── INFORMATION GIVEN ──

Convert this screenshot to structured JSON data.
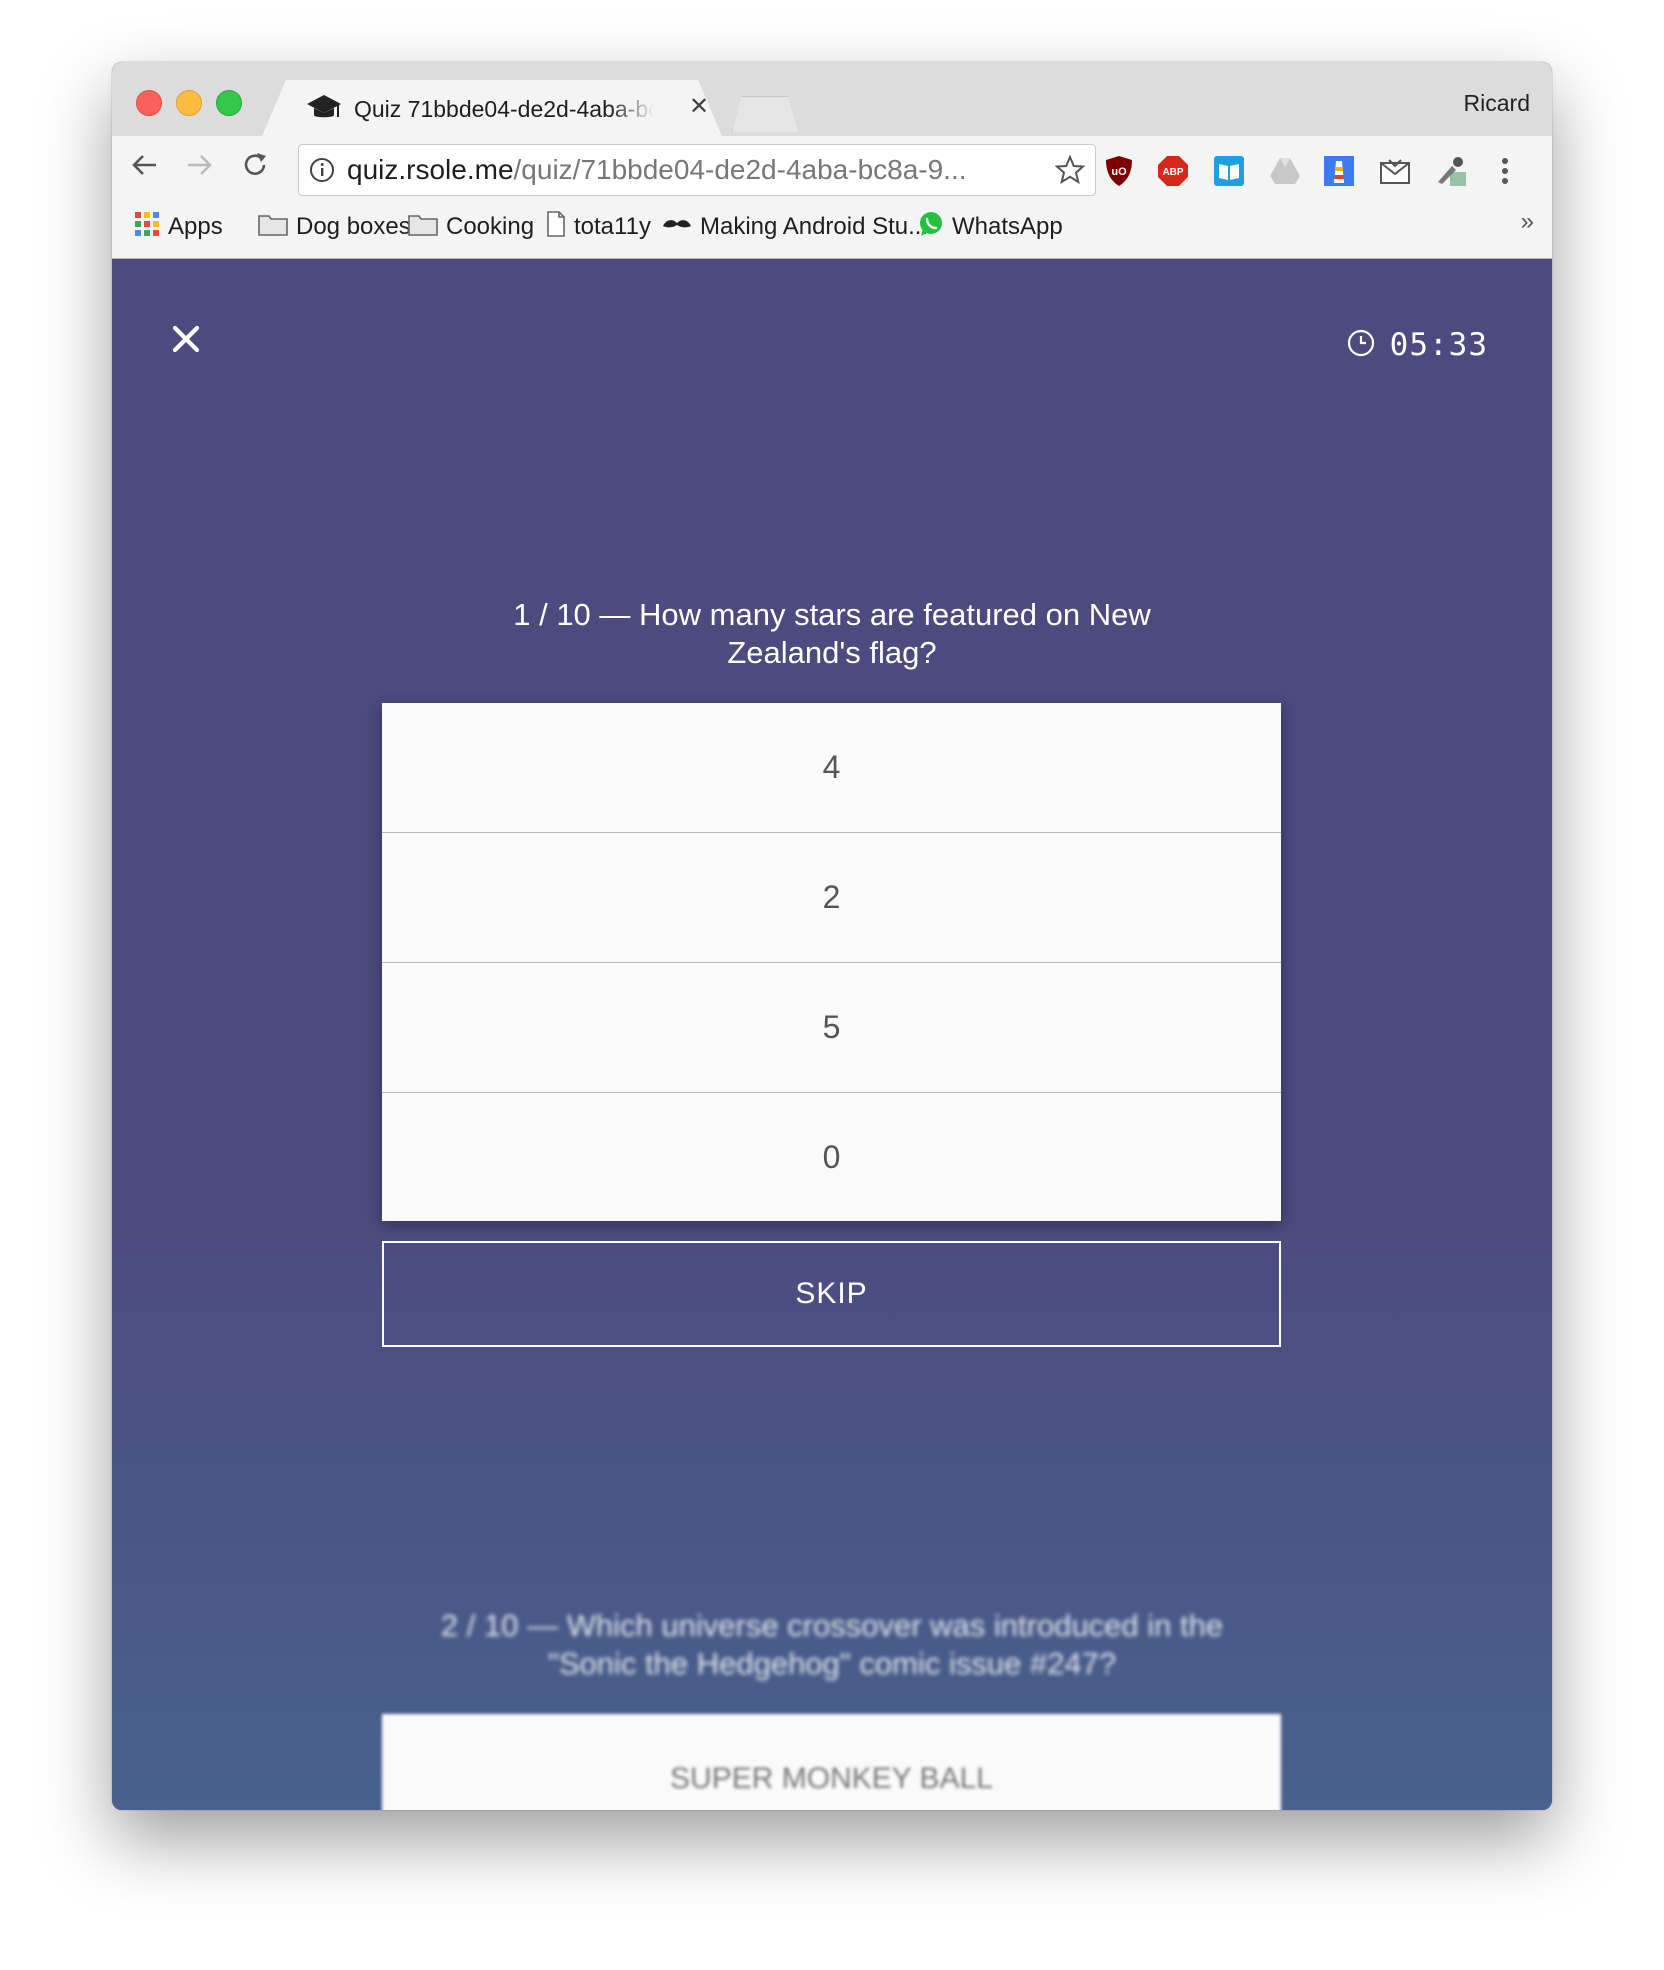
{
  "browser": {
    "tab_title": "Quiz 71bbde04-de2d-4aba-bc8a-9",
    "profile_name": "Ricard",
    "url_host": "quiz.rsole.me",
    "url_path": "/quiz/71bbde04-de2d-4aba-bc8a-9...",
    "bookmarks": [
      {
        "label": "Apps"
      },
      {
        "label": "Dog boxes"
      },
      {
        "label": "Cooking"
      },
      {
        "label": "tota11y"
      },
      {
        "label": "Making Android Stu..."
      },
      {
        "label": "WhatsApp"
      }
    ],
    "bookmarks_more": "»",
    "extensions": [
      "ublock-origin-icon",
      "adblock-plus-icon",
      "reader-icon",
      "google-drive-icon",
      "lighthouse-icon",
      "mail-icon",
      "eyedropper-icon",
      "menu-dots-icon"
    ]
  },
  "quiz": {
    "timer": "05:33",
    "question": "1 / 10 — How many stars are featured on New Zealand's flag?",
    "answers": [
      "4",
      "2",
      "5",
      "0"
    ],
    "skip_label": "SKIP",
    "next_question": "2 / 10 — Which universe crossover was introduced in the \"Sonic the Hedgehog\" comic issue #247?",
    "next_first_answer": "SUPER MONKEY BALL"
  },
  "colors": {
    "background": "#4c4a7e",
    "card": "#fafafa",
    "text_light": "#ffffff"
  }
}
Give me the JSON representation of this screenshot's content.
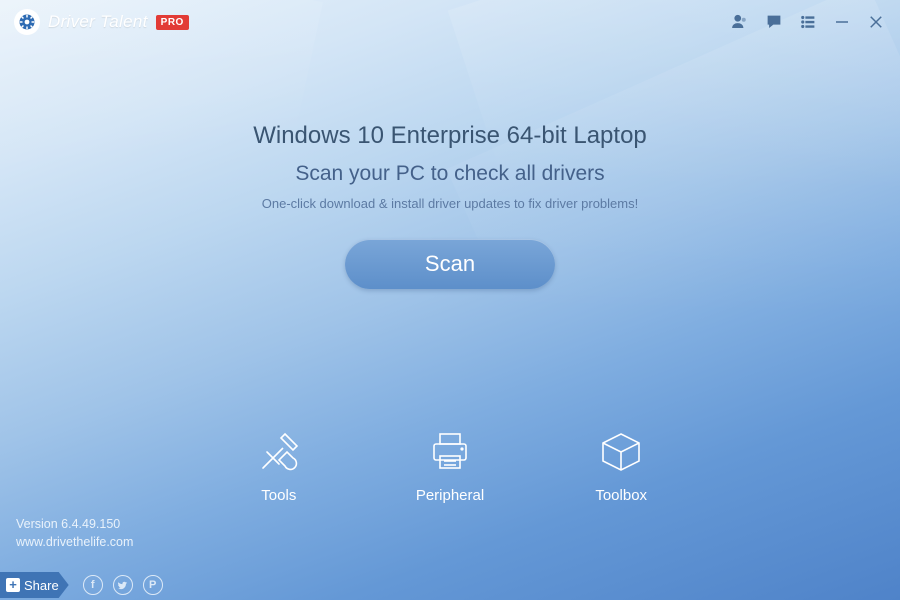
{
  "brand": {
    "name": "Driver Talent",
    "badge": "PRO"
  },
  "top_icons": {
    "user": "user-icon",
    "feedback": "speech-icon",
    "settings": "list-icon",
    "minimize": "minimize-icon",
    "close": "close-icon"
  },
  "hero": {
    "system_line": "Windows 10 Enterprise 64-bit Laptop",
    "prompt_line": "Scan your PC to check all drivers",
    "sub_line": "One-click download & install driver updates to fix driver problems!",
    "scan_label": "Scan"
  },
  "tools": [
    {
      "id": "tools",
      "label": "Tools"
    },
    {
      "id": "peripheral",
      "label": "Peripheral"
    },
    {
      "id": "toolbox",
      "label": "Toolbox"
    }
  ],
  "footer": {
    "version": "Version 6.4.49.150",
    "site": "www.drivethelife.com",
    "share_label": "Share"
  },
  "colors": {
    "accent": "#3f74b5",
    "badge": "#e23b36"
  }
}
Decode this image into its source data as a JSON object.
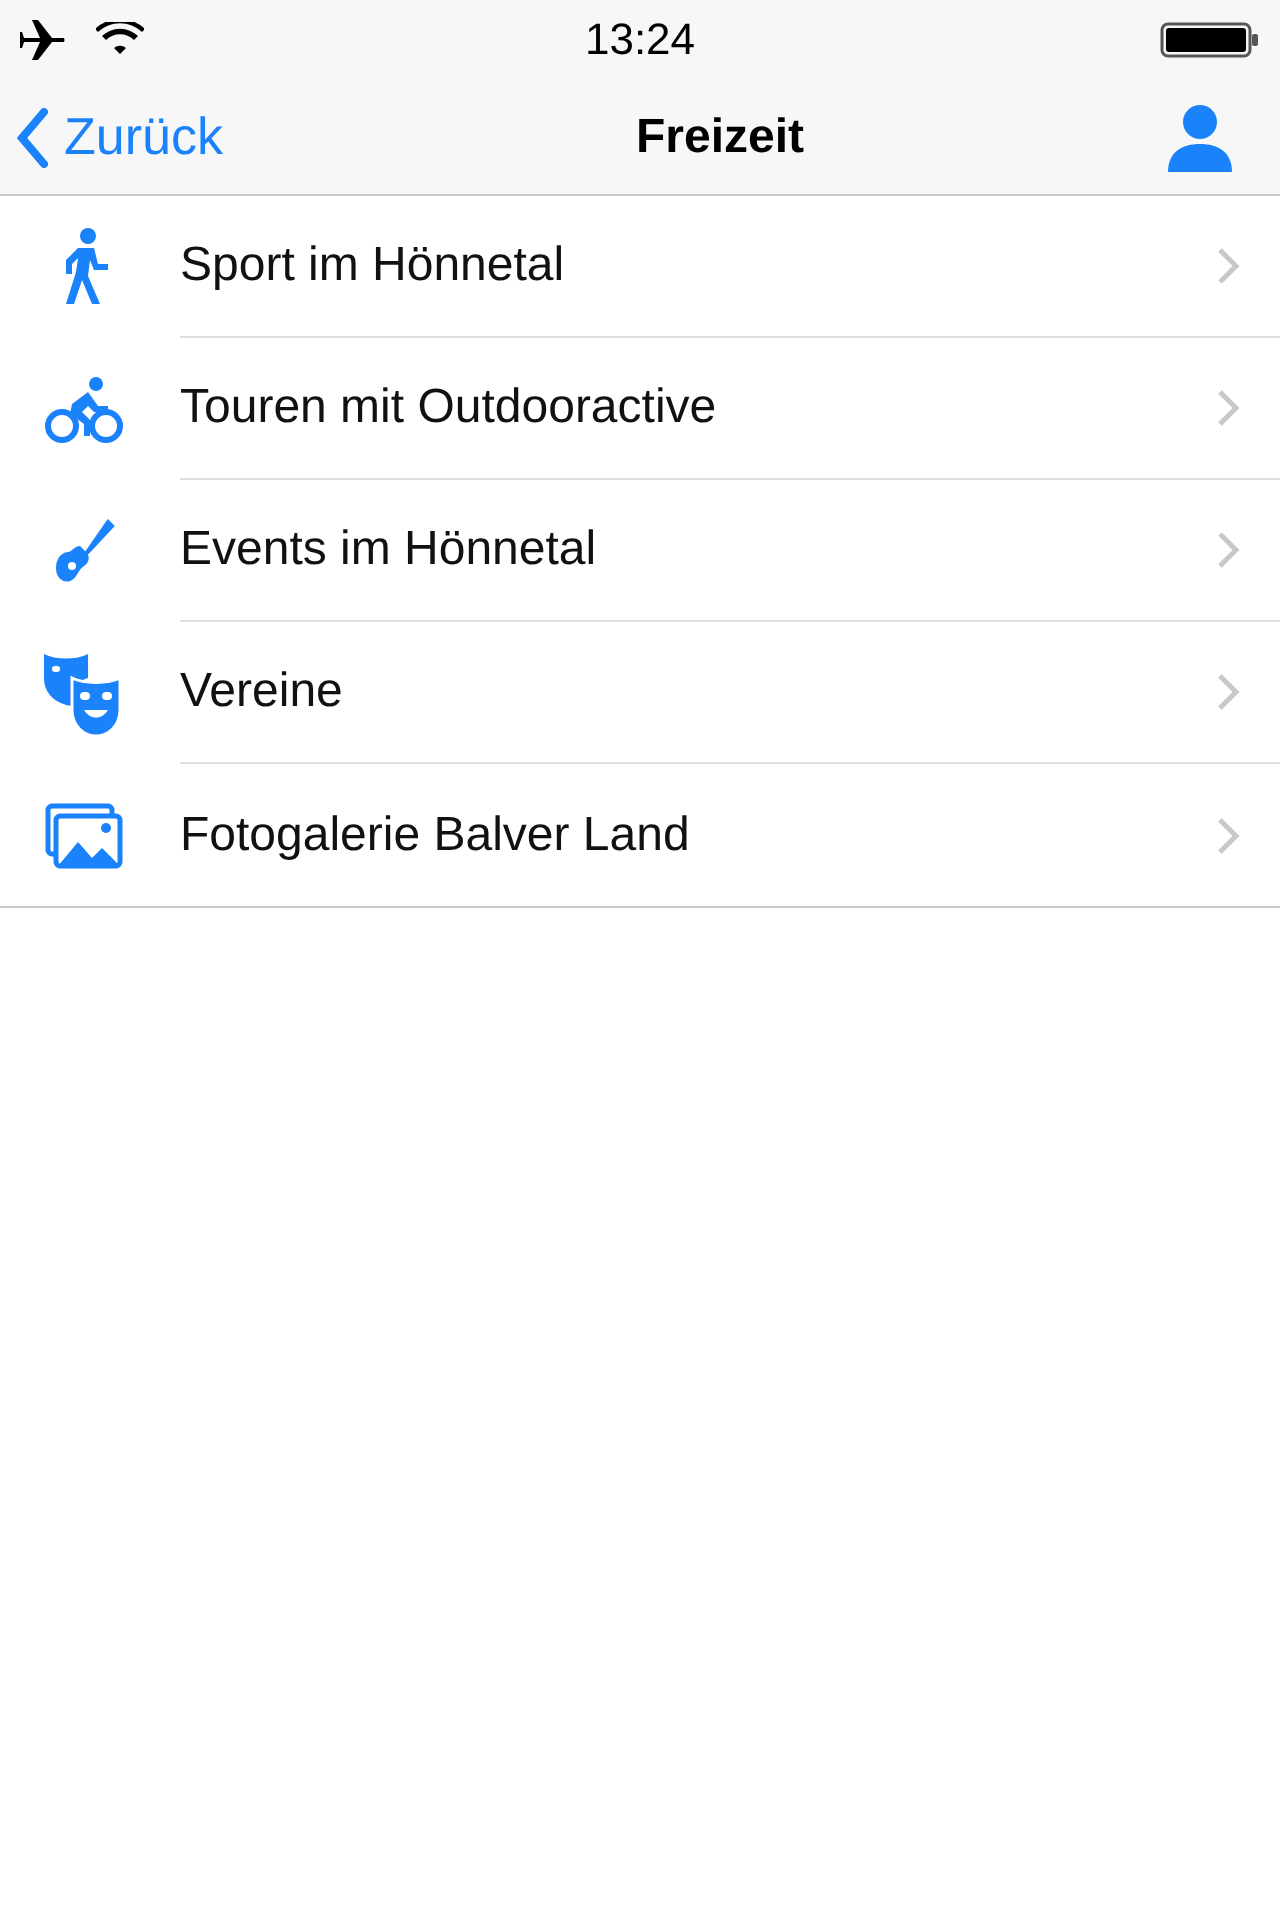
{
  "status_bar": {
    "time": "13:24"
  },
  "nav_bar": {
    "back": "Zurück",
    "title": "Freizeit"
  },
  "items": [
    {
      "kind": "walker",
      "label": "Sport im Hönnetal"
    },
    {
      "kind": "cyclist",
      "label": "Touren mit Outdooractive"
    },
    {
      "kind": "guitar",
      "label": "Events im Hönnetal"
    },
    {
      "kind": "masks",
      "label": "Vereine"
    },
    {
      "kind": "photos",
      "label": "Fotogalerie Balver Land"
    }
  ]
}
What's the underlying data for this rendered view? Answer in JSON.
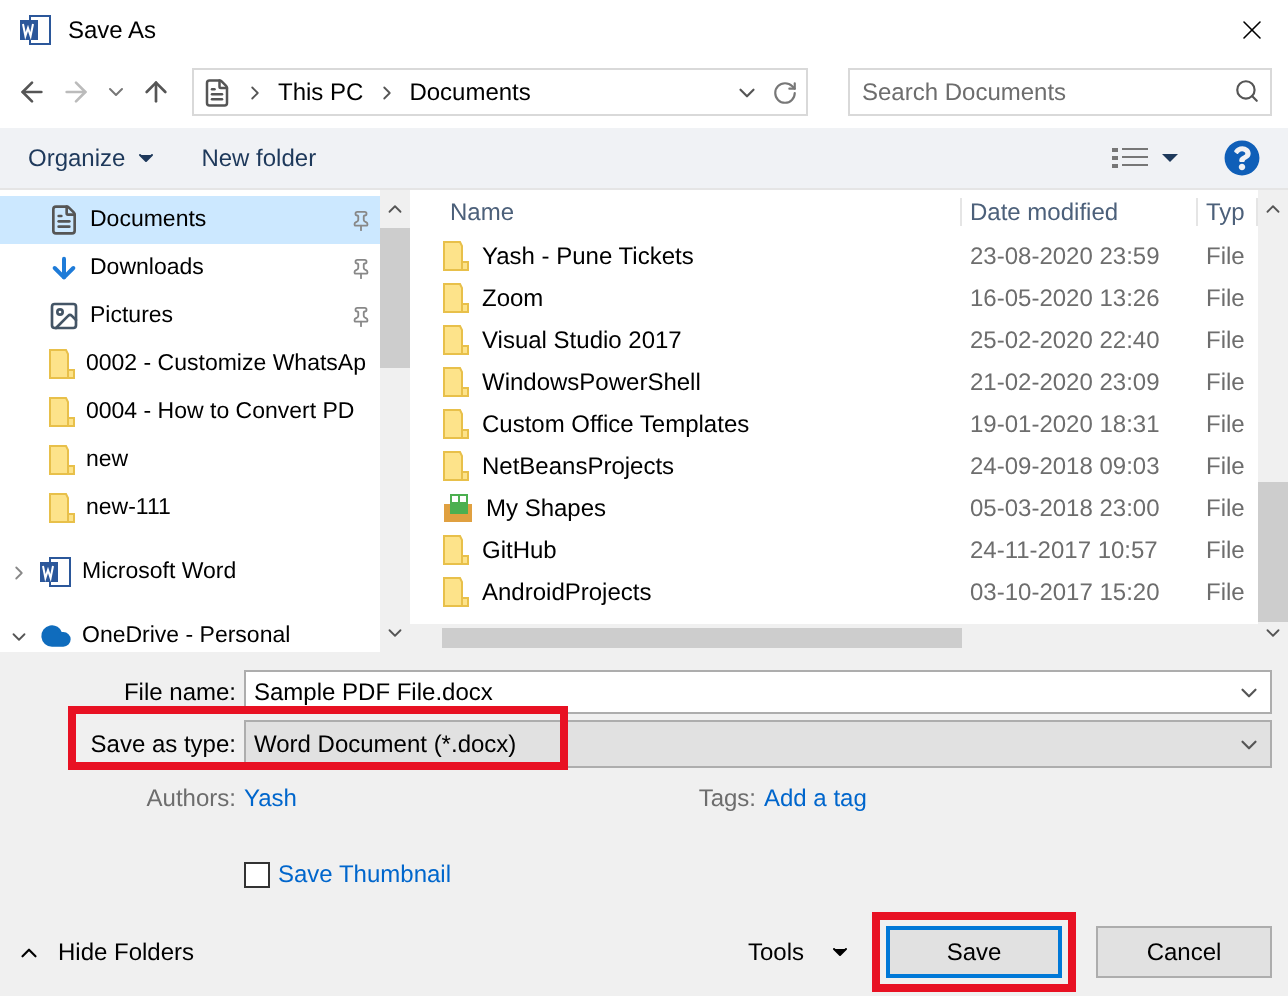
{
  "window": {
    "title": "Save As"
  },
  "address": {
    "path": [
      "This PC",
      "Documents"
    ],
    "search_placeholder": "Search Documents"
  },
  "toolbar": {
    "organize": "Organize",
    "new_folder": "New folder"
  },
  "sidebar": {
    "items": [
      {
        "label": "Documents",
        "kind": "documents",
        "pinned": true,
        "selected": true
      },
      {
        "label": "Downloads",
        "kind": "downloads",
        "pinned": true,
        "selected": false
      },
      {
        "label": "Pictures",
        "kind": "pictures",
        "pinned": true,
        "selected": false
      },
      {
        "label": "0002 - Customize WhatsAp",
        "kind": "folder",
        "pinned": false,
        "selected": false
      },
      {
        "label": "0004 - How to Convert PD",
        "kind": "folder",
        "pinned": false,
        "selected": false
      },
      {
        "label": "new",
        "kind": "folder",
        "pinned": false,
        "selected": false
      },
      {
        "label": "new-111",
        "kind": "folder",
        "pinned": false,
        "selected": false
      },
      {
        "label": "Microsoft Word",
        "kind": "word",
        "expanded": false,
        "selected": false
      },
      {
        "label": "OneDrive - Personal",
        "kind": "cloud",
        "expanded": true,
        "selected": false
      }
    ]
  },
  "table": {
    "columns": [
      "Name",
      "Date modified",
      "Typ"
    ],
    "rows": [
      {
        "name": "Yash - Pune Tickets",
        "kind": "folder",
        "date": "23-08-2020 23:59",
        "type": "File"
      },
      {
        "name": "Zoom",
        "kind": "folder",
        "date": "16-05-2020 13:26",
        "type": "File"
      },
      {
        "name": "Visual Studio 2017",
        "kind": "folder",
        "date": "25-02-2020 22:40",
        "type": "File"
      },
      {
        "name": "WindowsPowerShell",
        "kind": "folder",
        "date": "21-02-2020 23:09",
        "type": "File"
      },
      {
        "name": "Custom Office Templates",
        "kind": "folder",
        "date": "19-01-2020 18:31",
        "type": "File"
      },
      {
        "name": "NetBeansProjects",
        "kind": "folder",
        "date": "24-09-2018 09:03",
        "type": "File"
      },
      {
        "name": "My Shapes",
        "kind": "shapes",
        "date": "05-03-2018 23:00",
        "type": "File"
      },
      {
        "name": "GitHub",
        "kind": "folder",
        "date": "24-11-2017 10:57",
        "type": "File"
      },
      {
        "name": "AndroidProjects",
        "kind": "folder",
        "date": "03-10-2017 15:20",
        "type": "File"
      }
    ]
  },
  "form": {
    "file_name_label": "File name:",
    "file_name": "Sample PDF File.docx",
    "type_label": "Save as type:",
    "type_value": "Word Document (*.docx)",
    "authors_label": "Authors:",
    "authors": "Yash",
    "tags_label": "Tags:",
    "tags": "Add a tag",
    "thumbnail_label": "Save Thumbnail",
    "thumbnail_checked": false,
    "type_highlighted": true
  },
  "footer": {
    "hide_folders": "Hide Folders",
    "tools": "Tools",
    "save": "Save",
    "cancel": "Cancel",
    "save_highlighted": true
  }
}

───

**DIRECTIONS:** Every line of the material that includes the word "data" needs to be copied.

**EXPECTED OUTPUT:**
Convert this screenshot to structured JSON data.
Decode this image into its source data as a JSON object.
What's the underlying data for this rendered view? Answer in JSON.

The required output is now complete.